[1] See, e.g., Benjamin B. Ferencz, The Crime of Aggression, in SUBSTANTIVE AND PROCEDURAL ASPECTS OF INTERNATIONAL CRIMINAL LAW ch. 2 (Olivia Swaak-Goldman & Gabrielle Kirk McDonald eds., forthcoming 2000).

[2] See Benjamin Ferencz, Book Review, 84 AJIL 999 (1990) (reviewing DIE WIEDERGUTMACHUNG NATIONAL-SOZIALISTISCHEN UNRECHTS DURCH DIE BUNDESREPUBLIK DEUTSCHLAND vols. 1-6 (1974-1987)).

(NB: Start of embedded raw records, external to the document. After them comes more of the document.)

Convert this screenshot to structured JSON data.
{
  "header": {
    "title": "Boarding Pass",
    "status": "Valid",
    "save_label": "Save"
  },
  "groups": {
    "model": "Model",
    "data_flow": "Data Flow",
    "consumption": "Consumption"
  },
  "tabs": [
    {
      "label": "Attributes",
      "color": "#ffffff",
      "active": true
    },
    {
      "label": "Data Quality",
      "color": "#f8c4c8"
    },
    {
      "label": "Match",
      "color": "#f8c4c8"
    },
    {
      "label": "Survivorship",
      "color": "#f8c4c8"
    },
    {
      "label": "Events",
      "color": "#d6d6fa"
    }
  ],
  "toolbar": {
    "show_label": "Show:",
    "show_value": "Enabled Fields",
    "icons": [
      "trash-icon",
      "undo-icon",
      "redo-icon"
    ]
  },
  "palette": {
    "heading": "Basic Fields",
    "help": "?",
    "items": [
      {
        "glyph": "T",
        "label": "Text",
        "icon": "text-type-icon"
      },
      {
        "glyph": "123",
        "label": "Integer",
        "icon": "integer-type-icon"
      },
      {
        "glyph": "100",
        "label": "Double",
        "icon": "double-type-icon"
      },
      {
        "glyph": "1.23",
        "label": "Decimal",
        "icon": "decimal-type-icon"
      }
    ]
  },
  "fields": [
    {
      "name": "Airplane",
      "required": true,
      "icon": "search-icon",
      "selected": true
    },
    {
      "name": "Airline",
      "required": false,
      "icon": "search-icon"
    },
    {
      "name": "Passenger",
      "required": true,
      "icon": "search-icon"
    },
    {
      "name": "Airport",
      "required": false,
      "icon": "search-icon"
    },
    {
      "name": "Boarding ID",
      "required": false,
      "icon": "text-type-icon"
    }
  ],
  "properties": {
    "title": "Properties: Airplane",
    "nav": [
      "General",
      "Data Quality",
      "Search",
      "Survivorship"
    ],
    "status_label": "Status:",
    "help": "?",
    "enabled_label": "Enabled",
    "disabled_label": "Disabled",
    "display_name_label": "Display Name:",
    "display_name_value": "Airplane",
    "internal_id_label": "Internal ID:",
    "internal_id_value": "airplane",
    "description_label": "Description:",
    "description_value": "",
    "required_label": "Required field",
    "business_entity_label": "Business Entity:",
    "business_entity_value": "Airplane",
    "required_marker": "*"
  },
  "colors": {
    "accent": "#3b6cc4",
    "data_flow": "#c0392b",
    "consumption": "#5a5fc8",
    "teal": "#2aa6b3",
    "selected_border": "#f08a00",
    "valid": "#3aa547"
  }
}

[3] Kirsch mentions, in particular, the dedicated United Nations legal counsel Hans Corell and his able staff, including Roy Lee, Mahnoush H. Arsanjani, Christiane Bourloyannis-Vrailas, and Virginia Morris (p. 453 n.9).